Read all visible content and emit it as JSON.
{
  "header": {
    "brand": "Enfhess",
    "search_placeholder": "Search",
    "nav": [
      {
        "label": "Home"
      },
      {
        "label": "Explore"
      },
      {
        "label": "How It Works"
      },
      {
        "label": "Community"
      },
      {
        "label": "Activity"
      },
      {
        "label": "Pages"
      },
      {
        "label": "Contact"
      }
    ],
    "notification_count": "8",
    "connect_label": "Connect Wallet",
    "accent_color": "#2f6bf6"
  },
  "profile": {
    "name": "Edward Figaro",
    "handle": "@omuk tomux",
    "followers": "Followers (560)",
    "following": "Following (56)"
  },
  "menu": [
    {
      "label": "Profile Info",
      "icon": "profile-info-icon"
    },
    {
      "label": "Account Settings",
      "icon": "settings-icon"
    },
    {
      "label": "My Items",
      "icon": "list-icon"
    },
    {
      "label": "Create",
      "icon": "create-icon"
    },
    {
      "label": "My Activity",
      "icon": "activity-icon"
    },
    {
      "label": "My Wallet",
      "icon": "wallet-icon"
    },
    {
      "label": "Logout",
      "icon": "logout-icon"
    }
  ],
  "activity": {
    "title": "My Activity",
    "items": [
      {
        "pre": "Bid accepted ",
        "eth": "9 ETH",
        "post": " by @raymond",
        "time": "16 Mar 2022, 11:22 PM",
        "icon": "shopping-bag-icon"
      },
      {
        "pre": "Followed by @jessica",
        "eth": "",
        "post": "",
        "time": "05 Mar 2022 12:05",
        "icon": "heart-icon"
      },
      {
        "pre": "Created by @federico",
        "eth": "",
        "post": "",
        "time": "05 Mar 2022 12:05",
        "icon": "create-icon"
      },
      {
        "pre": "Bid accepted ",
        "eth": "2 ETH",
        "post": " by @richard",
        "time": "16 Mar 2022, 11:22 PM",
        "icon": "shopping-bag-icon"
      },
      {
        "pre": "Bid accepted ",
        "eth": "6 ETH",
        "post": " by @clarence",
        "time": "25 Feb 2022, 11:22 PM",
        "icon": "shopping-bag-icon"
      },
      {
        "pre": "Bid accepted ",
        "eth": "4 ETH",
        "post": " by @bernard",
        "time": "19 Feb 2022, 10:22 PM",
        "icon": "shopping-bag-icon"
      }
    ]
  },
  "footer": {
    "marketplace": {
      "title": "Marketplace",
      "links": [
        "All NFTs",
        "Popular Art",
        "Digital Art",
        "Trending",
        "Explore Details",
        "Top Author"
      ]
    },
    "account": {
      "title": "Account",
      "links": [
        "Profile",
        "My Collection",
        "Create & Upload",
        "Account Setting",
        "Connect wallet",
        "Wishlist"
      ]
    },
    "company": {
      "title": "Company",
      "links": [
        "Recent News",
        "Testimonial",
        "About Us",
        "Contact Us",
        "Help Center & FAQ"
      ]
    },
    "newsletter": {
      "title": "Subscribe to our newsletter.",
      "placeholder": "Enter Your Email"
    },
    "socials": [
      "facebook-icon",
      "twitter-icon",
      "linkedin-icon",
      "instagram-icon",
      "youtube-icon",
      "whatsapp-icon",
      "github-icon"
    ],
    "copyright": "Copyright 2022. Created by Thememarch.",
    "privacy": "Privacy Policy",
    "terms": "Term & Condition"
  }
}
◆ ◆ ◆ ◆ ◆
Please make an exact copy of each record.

Read all visible content and emit it as JSON.
{
  "header": {
    "brand": "Enfhess",
    "search_placeholder": "Search",
    "nav": [
      {
        "label": "Home"
      },
      {
        "label": "Explore"
      },
      {
        "label": "How It Works"
      },
      {
        "label": "Community"
      },
      {
        "label": "Activity"
      },
      {
        "label": "Pages"
      },
      {
        "label": "Contact"
      }
    ],
    "notification_count": "8",
    "connect_label": "Connect Wallet",
    "accent_color": "#2f6bf6"
  },
  "profile": {
    "name": "Edward Figaro",
    "handle": "@omuk tomux",
    "followers": "Followers (560)",
    "following": "Following (56)"
  },
  "menu": [
    {
      "label": "Profile Info",
      "icon": "profile-info-icon"
    },
    {
      "label": "Account Settings",
      "icon": "settings-icon"
    },
    {
      "label": "My Items",
      "icon": "list-icon"
    },
    {
      "label": "Create",
      "icon": "create-icon"
    },
    {
      "label": "My Activity",
      "icon": "activity-icon"
    },
    {
      "label": "My Wallet",
      "icon": "wallet-icon"
    },
    {
      "label": "Logout",
      "icon": "logout-icon"
    }
  ],
  "activity": {
    "title": "My Activity",
    "items": [
      {
        "pre": "Bid accepted ",
        "eth": "9 ETH",
        "post": " by @raymond",
        "time": "16 Mar 2022, 11:22 PM",
        "icon": "shopping-bag-icon"
      },
      {
        "pre": "Followed by @jessica",
        "eth": "",
        "post": "",
        "time": "05 Mar 2022 12:05",
        "icon": "heart-icon"
      },
      {
        "pre": "Created by @federico",
        "eth": "",
        "post": "",
        "time": "05 Mar 2022 12:05",
        "icon": "create-icon"
      },
      {
        "pre": "Bid accepted ",
        "eth": "2 ETH",
        "post": " by @richard",
        "time": "16 Mar 2022, 11:22 PM",
        "icon": "shopping-bag-icon"
      },
      {
        "pre": "Bid accepted ",
        "eth": "6 ETH",
        "post": " by @clarence",
        "time": "25 Feb 2022, 11:22 PM",
        "icon": "shopping-bag-icon"
      },
      {
        "pre": "Bid accepted ",
        "eth": "4 ETH",
        "post": " by @bernard",
        "time": "19 Feb 2022, 10:22 PM",
        "icon": "shopping-bag-icon"
      }
    ]
  },
  "footer": {
    "marketplace": {
      "title": "Marketplace",
      "links": [
        "All NFTs",
        "Popular Art",
        "Digital Art",
        "Trending",
        "Explore Details",
        "Top Author"
      ]
    },
    "account": {
      "title": "Account",
      "links": [
        "Profile",
        "My Collection",
        "Create & Upload",
        "Account Setting",
        "Connect wallet",
        "Wishlist"
      ]
    },
    "company": {
      "title": "Company",
      "links": [
        "Recent News",
        "Testimonial",
        "About Us",
        "Contact Us",
        "Help Center & FAQ"
      ]
    },
    "newsletter": {
      "title": "Subscribe to our newsletter.",
      "placeholder": "Enter Your Email"
    },
    "socials": [
      "facebook-icon",
      "twitter-icon",
      "linkedin-icon",
      "instagram-icon",
      "youtube-icon",
      "whatsapp-icon",
      "github-icon"
    ],
    "copyright": "Copyright 2022. Created by Thememarch.",
    "privacy": "Privacy Policy",
    "terms": "Term & Condition"
  }
}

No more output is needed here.